##### RECORD EXTRACTS #####

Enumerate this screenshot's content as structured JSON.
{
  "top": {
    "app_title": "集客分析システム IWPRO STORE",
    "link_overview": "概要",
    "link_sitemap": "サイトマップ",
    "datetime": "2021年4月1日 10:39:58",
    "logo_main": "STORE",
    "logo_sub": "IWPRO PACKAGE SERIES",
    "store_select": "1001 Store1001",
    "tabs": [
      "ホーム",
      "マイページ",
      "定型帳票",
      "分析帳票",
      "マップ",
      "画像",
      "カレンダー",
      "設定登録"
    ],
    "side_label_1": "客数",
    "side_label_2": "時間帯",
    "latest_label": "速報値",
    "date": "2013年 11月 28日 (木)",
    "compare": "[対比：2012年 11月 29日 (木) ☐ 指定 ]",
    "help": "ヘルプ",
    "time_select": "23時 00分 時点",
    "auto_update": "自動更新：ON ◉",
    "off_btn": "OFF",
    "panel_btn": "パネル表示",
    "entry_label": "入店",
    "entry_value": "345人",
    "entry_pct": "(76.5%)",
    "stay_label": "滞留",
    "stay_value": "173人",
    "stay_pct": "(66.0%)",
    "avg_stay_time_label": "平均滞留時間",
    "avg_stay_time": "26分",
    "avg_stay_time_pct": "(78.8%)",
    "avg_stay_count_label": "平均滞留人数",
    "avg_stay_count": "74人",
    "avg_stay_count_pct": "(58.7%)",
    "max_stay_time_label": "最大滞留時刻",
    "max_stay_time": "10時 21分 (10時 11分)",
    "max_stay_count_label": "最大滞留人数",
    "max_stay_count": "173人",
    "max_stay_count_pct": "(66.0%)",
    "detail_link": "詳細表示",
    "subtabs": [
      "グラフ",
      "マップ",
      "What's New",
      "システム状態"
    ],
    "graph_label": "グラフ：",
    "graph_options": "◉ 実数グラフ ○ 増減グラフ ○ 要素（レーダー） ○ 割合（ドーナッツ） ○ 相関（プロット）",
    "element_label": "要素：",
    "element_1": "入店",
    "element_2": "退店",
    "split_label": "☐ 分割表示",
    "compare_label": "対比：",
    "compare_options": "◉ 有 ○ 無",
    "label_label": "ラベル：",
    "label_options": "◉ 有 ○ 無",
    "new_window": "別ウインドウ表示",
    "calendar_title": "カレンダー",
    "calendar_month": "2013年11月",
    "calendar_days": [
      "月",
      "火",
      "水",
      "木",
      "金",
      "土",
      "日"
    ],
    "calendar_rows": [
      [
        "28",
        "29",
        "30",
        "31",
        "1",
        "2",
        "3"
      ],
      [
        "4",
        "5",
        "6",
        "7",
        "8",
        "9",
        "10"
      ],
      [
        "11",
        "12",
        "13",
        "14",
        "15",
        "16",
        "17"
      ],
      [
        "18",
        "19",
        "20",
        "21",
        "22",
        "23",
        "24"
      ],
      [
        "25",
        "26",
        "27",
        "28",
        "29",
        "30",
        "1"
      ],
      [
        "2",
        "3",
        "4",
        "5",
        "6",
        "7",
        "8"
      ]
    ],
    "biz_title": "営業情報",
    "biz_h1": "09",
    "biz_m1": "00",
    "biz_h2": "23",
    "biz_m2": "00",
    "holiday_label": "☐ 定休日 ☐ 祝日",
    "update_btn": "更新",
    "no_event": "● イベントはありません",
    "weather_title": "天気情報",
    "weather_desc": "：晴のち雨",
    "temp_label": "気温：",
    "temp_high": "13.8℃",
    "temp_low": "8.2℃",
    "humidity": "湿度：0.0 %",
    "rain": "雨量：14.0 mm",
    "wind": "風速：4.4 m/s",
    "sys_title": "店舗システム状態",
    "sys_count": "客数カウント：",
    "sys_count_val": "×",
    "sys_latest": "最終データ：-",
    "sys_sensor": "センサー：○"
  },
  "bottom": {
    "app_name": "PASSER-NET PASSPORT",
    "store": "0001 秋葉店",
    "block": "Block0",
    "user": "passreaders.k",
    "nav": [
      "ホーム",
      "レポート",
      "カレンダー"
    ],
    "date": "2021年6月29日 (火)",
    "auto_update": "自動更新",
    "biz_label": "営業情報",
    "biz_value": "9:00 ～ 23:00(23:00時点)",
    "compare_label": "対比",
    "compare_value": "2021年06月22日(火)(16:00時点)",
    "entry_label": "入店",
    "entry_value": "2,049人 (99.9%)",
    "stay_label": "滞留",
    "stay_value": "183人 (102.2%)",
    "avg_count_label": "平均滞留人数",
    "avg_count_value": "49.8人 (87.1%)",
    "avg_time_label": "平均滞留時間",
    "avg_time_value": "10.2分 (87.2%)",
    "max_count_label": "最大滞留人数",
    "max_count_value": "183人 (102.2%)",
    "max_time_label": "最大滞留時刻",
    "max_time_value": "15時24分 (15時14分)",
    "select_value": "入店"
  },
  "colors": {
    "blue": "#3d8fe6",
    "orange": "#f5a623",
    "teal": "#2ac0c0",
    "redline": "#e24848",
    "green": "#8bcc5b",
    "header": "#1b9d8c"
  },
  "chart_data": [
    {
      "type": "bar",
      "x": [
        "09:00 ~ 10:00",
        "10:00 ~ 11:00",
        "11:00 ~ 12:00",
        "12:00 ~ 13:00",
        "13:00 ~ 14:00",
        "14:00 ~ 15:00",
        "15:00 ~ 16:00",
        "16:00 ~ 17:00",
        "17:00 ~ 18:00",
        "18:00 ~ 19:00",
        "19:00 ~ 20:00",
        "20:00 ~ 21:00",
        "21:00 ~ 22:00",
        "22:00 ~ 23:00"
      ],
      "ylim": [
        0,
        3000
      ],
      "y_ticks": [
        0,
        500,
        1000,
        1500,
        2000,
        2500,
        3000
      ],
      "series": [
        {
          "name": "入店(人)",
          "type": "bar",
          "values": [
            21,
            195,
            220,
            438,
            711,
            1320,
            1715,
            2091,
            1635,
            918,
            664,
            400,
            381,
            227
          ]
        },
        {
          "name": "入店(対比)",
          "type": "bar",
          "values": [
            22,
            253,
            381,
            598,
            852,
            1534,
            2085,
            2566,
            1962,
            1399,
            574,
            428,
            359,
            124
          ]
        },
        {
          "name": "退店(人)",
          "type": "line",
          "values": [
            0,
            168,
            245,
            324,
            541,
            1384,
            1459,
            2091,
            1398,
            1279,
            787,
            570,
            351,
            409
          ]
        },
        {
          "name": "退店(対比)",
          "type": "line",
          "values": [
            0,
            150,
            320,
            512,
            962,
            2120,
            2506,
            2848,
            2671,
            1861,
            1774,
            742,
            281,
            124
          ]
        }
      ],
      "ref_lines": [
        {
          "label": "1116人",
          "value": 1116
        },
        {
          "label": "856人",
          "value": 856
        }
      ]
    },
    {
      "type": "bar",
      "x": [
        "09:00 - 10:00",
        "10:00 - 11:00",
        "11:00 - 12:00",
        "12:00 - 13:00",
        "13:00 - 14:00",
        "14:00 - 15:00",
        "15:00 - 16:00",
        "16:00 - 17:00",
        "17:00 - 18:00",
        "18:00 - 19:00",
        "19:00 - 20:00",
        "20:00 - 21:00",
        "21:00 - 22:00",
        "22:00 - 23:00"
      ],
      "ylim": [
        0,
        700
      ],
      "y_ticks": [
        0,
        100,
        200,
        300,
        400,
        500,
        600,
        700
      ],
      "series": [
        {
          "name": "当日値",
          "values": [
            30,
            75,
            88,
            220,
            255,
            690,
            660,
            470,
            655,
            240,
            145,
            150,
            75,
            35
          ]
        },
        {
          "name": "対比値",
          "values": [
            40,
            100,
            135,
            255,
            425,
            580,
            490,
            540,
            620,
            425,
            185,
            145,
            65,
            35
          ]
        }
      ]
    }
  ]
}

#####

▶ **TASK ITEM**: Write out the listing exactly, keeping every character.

▶ **TASK ANSWER**:
Enumerate this screenshot's content as structured JSON.
{
  "top": {
    "app_title": "集客分析システム IWPRO STORE",
    "link_overview": "概要",
    "link_sitemap": "サイトマップ",
    "datetime": "2021年4月1日 10:39:58",
    "logo_main": "STORE",
    "logo_sub": "IWPRO PACKAGE SERIES",
    "store_select": "1001 Store1001",
    "tabs": [
      "ホーム",
      "マイページ",
      "定型帳票",
      "分析帳票",
      "マップ",
      "画像",
      "カレンダー",
      "設定登録"
    ],
    "side_label_1": "客数",
    "side_label_2": "時間帯",
    "latest_label": "速報値",
    "date": "2013年 11月 28日 (木)",
    "compare": "[対比：2012年 11月 29日 (木) ☐ 指定 ]",
    "help": "ヘルプ",
    "time_select": "23時 00分 時点",
    "auto_update": "自動更新：ON ◉",
    "off_btn": "OFF",
    "panel_btn": "パネル表示",
    "entry_label": "入店",
    "entry_value": "345人",
    "entry_pct": "(76.5%)",
    "stay_label": "滞留",
    "stay_value": "173人",
    "stay_pct": "(66.0%)",
    "avg_stay_time_label": "平均滞留時間",
    "avg_stay_time": "26分",
    "avg_stay_time_pct": "(78.8%)",
    "avg_stay_count_label": "平均滞留人数",
    "avg_stay_count": "74人",
    "avg_stay_count_pct": "(58.7%)",
    "max_stay_time_label": "最大滞留時刻",
    "max_stay_time": "10時 21分 (10時 11分)",
    "max_stay_count_label": "最大滞留人数",
    "max_stay_count": "173人",
    "max_stay_count_pct": "(66.0%)",
    "detail_link": "詳細表示",
    "subtabs": [
      "グラフ",
      "マップ",
      "What's New",
      "システム状態"
    ],
    "graph_label": "グラフ：",
    "graph_options": "◉ 実数グラフ ○ 増減グラフ ○ 要素（レーダー） ○ 割合（ドーナッツ） ○ 相関（プロット）",
    "element_label": "要素：",
    "element_1": "入店",
    "element_2": "退店",
    "split_label": "☐ 分割表示",
    "compare_label": "対比：",
    "compare_options": "◉ 有 ○ 無",
    "label_label": "ラベル：",
    "label_options": "◉ 有 ○ 無",
    "new_window": "別ウインドウ表示",
    "calendar_title": "カレンダー",
    "calendar_month": "2013年11月",
    "calendar_days": [
      "月",
      "火",
      "水",
      "木",
      "金",
      "土",
      "日"
    ],
    "calendar_rows": [
      [
        "28",
        "29",
        "30",
        "31",
        "1",
        "2",
        "3"
      ],
      [
        "4",
        "5",
        "6",
        "7",
        "8",
        "9",
        "10"
      ],
      [
        "11",
        "12",
        "13",
        "14",
        "15",
        "16",
        "17"
      ],
      [
        "18",
        "19",
        "20",
        "21",
        "22",
        "23",
        "24"
      ],
      [
        "25",
        "26",
        "27",
        "28",
        "29",
        "30",
        "1"
      ],
      [
        "2",
        "3",
        "4",
        "5",
        "6",
        "7",
        "8"
      ]
    ],
    "biz_title": "営業情報",
    "biz_h1": "09",
    "biz_m1": "00",
    "biz_h2": "23",
    "biz_m2": "00",
    "holiday_label": "☐ 定休日 ☐ 祝日",
    "update_btn": "更新",
    "no_event": "● イベントはありません",
    "weather_title": "天気情報",
    "weather_desc": "：晴のち雨",
    "temp_label": "気温：",
    "temp_high": "13.8℃",
    "temp_low": "8.2℃",
    "humidity": "湿度：0.0 %",
    "rain": "雨量：14.0 mm",
    "wind": "風速：4.4 m/s",
    "sys_title": "店舗システム状態",
    "sys_count": "客数カウント：",
    "sys_count_val": "×",
    "sys_latest": "最終データ：-",
    "sys_sensor": "センサー：○"
  },
  "bottom": {
    "app_name": "PASSER-NET PASSPORT",
    "store": "0001 秋葉店",
    "block": "Block0",
    "user": "passreaders.k",
    "nav": [
      "ホーム",
      "レポート",
      "カレンダー"
    ],
    "date": "2021年6月29日 (火)",
    "auto_update": "自動更新",
    "biz_label": "営業情報",
    "biz_value": "9:00 ～ 23:00(23:00時点)",
    "compare_label": "対比",
    "compare_value": "2021年06月22日(火)(16:00時点)",
    "entry_label": "入店",
    "entry_value": "2,049人 (99.9%)",
    "stay_label": "滞留",
    "stay_value": "183人 (102.2%)",
    "avg_count_label": "平均滞留人数",
    "avg_count_value": "49.8人 (87.1%)",
    "avg_time_label": "平均滞留時間",
    "avg_time_value": "10.2分 (87.2%)",
    "max_count_label": "最大滞留人数",
    "max_count_value": "183人 (102.2%)",
    "max_time_label": "最大滞留時刻",
    "max_time_value": "15時24分 (15時14分)",
    "select_value": "入店"
  },
  "colors": {
    "blue": "#3d8fe6",
    "orange": "#f5a623",
    "teal": "#2ac0c0",
    "redline": "#e24848",
    "green": "#8bcc5b",
    "header": "#1b9d8c"
  },
  "chart_data": [
    {
      "type": "bar",
      "x": [
        "09:00 ~ 10:00",
        "10:00 ~ 11:00",
        "11:00 ~ 12:00",
        "12:00 ~ 13:00",
        "13:00 ~ 14:00",
        "14:00 ~ 15:00",
        "15:00 ~ 16:00",
        "16:00 ~ 17:00",
        "17:00 ~ 18:00",
        "18:00 ~ 19:00",
        "19:00 ~ 20:00",
        "20:00 ~ 21:00",
        "21:00 ~ 22:00",
        "22:00 ~ 23:00"
      ],
      "ylim": [
        0,
        3000
      ],
      "y_ticks": [
        0,
        500,
        1000,
        1500,
        2000,
        2500,
        3000
      ],
      "series": [
        {
          "name": "入店(人)",
          "type": "bar",
          "values": [
            21,
            195,
            220,
            438,
            711,
            1320,
            1715,
            2091,
            1635,
            918,
            664,
            400,
            381,
            227
          ]
        },
        {
          "name": "入店(対比)",
          "type": "bar",
          "values": [
            22,
            253,
            381,
            598,
            852,
            1534,
            2085,
            2566,
            1962,
            1399,
            574,
            428,
            359,
            124
          ]
        },
        {
          "name": "退店(人)",
          "type": "line",
          "values": [
            0,
            168,
            245,
            324,
            541,
            1384,
            1459,
            2091,
            1398,
            1279,
            787,
            570,
            351,
            409
          ]
        },
        {
          "name": "退店(対比)",
          "type": "line",
          "values": [
            0,
            150,
            320,
            512,
            962,
            2120,
            2506,
            2848,
            2671,
            1861,
            1774,
            742,
            281,
            124
          ]
        }
      ],
      "ref_lines": [
        {
          "label": "1116人",
          "value": 1116
        },
        {
          "label": "856人",
          "value": 856
        }
      ]
    },
    {
      "type": "bar",
      "x": [
        "09:00 - 10:00",
        "10:00 - 11:00",
        "11:00 - 12:00",
        "12:00 - 13:00",
        "13:00 - 14:00",
        "14:00 - 15:00",
        "15:00 - 16:00",
        "16:00 - 17:00",
        "17:00 - 18:00",
        "18:00 - 19:00",
        "19:00 - 20:00",
        "20:00 - 21:00",
        "21:00 - 22:00",
        "22:00 - 23:00"
      ],
      "ylim": [
        0,
        700
      ],
      "y_ticks": [
        0,
        100,
        200,
        300,
        400,
        500,
        600,
        700
      ],
      "series": [
        {
          "name": "当日値",
          "values": [
            30,
            75,
            88,
            220,
            255,
            690,
            660,
            470,
            655,
            240,
            145,
            150,
            75,
            35
          ]
        },
        {
          "name": "対比値",
          "values": [
            40,
            100,
            135,
            255,
            425,
            580,
            490,
            540,
            620,
            425,
            185,
            145,
            65,
            35
          ]
        }
      ]
    }
  ]
}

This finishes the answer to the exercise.